There is always this rush for the doors when these travel bans are announced. Because as we saw at the beginning of COVID, when Americans were stranded all over the world, these decisions come down very, very quickly, and the flights go away, and people get stuck and stranded in place. The State Department had to basically airlift Americans from countries all over the world at the start of COVID because the country said, that's it, we're doing travel bans, no one in or out. And Americans had no way to get in or out except for flights organized by the US government.

We haven't heard that there's going to be any necessarily-- there's going to be any necessity for those kinds of flights yet in India. Commercial travel is still available if you can get on it. And of course, US citizens are allowed back in the country. But non-citizens, and if you don't have a reason to be here, there is a travel ban coming in and out of India. And again, that's an effort to keep what is a heartbreaking level of pandemic hopefully from American shores once again.

LANA ZAK: Christina, people are thinking about the US situation and the appearance that we are getting a handle on the pandemic domestically. They may think the situation playing out in India doesn't really pose such a serious risk here in the United States, particularly as this travel ban is put into place. But that's not the case. Can you explain why?

CHRISTINA RUFFINI: It's not the case. Because as health experts have said over and over again, a pandemic anywhere is a threat to people everywhere. As we saw in China when people were saying, oh, that will never come here, that wasn't the case. It's a globalized society. People move frequently through countries, through borders.

And you can never guarantee that any kind of illness, any kind of virus is going to stay in one place. So there is this new sense of security because we have vaccinations. But what's unclear is if this pandemic is able to rage in India, if we see more and more of these variants that are harder to treat, they're easier to catch, that could end up back on the US shores.

And it's untested so far how well these new vaccines are going to do against all the variants. Or it could create a new variant if the pandemic is allowed to rage. And that's just not something any of us want to do. So it's a global issue and it's a global responsibility for everyone to help any of these hot spots lighten the load. Because it's going to impact everyone sooner or later. And we certainly saw that in the last year with COVID-19.

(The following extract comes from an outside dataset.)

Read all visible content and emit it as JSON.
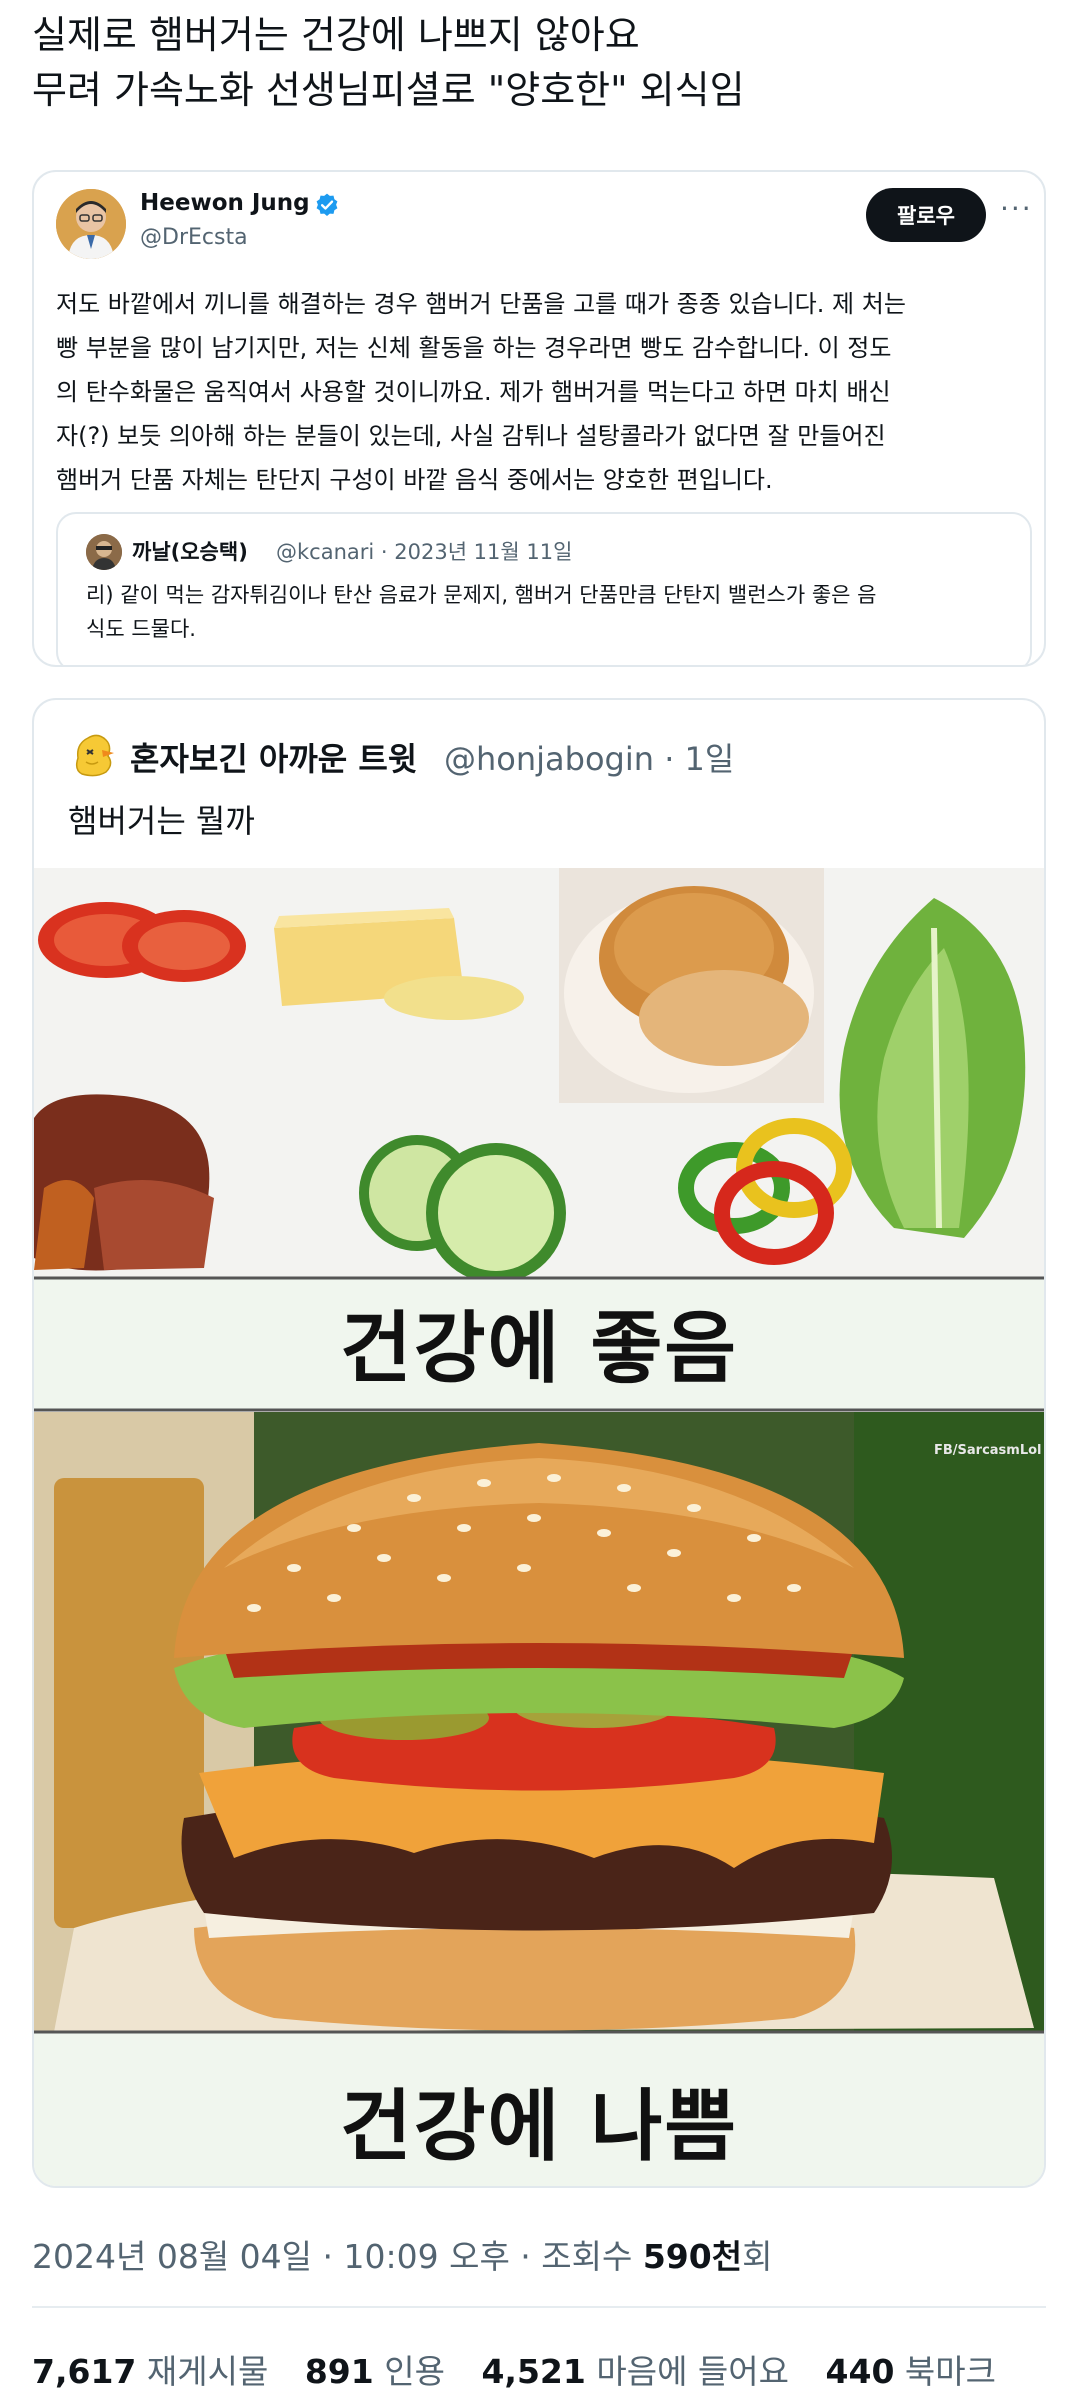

LANA ZAK: All right, Christina. Thanks for laying all that out for us.

CHRISTINA RUFFINI: Thank you so much.